• _EXERCISE GOAL_
Filter these entries down to lines holding "true".

• _DATASET EXCERPTS_
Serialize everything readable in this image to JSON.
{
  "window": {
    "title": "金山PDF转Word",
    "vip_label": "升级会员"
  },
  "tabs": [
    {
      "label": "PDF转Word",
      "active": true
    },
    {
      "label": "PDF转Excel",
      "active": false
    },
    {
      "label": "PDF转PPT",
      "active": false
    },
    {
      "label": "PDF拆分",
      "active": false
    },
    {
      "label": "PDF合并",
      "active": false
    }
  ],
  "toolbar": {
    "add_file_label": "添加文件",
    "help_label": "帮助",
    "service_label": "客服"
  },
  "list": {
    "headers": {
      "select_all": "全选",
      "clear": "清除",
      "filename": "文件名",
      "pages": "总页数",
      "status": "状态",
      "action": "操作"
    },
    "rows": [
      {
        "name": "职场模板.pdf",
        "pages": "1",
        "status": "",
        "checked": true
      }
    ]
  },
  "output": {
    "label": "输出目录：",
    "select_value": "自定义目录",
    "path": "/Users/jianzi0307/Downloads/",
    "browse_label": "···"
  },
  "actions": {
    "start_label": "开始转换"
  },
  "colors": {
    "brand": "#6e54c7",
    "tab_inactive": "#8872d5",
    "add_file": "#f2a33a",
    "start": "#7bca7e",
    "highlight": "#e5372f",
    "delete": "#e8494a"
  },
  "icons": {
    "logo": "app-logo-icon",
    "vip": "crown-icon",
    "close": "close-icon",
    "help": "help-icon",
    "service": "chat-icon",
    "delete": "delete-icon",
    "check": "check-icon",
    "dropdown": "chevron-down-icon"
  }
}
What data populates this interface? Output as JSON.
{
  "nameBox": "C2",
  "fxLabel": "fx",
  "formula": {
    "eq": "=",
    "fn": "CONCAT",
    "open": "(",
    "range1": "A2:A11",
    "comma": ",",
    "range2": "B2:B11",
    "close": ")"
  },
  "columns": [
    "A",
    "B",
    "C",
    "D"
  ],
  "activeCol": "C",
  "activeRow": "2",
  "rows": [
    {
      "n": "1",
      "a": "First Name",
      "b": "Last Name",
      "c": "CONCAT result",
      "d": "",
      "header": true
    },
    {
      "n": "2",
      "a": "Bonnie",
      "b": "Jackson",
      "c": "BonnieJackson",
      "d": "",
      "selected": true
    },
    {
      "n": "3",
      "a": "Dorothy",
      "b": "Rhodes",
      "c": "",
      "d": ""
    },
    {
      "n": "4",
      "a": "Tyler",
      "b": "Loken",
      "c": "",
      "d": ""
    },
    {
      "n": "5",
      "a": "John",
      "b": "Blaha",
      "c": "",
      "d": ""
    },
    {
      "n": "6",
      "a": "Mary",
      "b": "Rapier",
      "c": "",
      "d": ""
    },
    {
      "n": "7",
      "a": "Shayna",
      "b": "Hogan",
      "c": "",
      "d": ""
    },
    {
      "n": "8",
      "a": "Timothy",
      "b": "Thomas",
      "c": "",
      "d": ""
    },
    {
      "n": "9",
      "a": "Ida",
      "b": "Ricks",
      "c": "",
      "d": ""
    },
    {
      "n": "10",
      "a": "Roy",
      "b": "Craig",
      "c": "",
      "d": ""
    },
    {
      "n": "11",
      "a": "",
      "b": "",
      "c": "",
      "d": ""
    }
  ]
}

• _ANSWER TO THIS TASK_
      "active": true
        "checked": true
      "header": true
      "selected": true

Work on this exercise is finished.